[from ur- primeval, original + Sprache language]
References in periodicals archive ?
Sin animo de agotar la cuestion, la critica de Heidegger se encuadra en la problematica general que conecta los medios de comunicacion de masas con la tecnica y el avance de tecnicas deshumanizadoras capaces de erosionar el contacto de cada individuo con su comunidad original (Gemeinschaft) mediante el uso de un lenguaje originario (Ursprache).
Solo el hebreo conserva en su espesor la reminiscencia de aquella Ursprache, como senala Duret en Tresor de l'historie des languajes: "Asi, la ciguena, tan alabada por su caridad hacia sus padres y madres, se llama en hebreo chasida, es decir, 'mansa', 'caritativa', 'piadosa' ..." (cit.
Scherer also invokes one-time Weimar resident Herder, but rather than noting Herder's direct orientalization of Jews as a "foreign Asiatic people," he refers to his "search for origins in Ursprache" (87).

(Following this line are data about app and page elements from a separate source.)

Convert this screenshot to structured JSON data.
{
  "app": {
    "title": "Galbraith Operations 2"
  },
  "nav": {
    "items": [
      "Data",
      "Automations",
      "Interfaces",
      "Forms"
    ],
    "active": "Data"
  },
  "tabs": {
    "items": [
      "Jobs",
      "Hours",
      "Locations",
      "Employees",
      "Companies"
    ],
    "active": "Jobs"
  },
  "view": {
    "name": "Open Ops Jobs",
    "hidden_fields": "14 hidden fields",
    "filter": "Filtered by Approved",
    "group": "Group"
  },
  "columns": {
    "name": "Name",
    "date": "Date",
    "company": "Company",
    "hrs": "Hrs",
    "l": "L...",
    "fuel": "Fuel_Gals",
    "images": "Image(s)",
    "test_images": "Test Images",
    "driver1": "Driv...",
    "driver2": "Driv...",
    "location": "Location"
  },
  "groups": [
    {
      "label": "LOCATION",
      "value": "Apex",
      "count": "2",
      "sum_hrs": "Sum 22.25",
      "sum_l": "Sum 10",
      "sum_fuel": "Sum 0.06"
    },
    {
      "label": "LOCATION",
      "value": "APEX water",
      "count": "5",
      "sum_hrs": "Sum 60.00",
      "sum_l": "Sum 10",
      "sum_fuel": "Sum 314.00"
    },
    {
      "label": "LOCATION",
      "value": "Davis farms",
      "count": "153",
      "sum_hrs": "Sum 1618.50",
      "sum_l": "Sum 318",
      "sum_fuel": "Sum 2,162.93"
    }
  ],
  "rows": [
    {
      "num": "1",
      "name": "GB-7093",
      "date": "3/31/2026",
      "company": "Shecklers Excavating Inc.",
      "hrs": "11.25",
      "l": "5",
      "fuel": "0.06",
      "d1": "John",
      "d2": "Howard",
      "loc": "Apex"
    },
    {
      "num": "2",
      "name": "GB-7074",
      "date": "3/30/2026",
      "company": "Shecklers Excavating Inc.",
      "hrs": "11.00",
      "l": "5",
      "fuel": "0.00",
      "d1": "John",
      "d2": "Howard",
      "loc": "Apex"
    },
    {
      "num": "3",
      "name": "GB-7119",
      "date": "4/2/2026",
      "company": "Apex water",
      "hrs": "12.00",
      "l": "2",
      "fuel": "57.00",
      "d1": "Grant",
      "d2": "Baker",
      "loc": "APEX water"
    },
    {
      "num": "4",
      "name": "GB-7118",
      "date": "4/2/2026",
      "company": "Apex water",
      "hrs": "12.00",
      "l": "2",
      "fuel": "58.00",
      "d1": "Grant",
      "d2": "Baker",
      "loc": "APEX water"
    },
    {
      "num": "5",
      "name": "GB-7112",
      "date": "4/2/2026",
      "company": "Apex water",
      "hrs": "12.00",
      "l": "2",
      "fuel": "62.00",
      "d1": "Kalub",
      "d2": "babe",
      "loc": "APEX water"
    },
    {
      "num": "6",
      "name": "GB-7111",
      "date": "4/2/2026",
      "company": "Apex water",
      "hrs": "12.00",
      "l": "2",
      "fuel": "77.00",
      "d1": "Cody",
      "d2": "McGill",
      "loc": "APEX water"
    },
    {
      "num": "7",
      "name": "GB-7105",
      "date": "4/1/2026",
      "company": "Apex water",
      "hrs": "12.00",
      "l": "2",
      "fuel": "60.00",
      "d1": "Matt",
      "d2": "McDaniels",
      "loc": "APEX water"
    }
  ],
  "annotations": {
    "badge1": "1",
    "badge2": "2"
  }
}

Se descubren correspondencias entre los paradigmas del verbo <<ser>> en varias lenguas, y gradualmente se llega a la hipotesis de que no es que el sanscrito sea la lengua originaria o Ursprache sino que toda una familia de lenguas, incluido el sanscrito, derivan de una protolengua que ya no existe, pero que es posible reconstruir idealmente.
Freud, a true passionate for the question of origins, as denounces the German prefix Ur, often employed in its concepts, (Ursprache, Urvater, Urverdrangung, Urzene) (3), was unaware of that universal structural feature of the linguistic sign, although in his text about the primitive words, he shows great interest in these properties of language.
Otherwise, Boas (1982: 217, 219) questions the validity of the theory about the "primordial/primeval language" (Ursprache), which is believed by various scholars to represent the initial source for each of the groups of modern languages.
While the words they could provide may not have the cache or sophistication of "succedaneum," "logorrhea," or "ursprache," they have far more impact on individuals with dreams and aspirations.
For "in the name," Benjamin asserts, "the mental being of man communicates itself to God." (53) The Hebrew Bible--as a language of names--thus provides, as Brian Britt has argued, "a model for Benjamin's writing as the paradigmatic archive of pure language." (54) The Ursprache is the language of naming.
noch Walde, Pokorny 1930 : 160 ff.; Mann 1984-1987 : 253) handeln, das in der obugrischen Ursprache in der Lautform *as- oder *as- einheimisch wurde und in Analogie zum eine ahnliche Lautform und Bedeutung aufweisenden *wal- ~*wol- ein prothetisches w bekommen konnte, das vom Ostjakischen bewahrt wurde.
Hauffe, when in a cataleptic state, would speak in a strange, unknown language which, she claimed, was the original language ('Ursprache') of mankind (Ellenberger 1970, p.
* La lengua originaria (Ursprache) que poseen, unica y la misma para todos, guarda en si toda la historia de su formacion y le permite a quienes la hablan acceder directamente a sus contenidos mas elevados y espirituales.
A core formula of fourteen syllables that would restore the temple but which he refuses to utter further ties the jaguar to the origin of language itself, via what we learn from the quotations of these syllables in the cognate fictions "La biblioteca de Babel" and "Tlon, Uqbar, Orbis Tertius." Flouting centuries of Old World supposition, this Ursprache is revealed as American, "a Samoyed-Lithuanian dialect of Guarani, with classical Arabic inflections,'--a high point of Borges's irreverence, as was suggested on a previous occasion (Brotherston).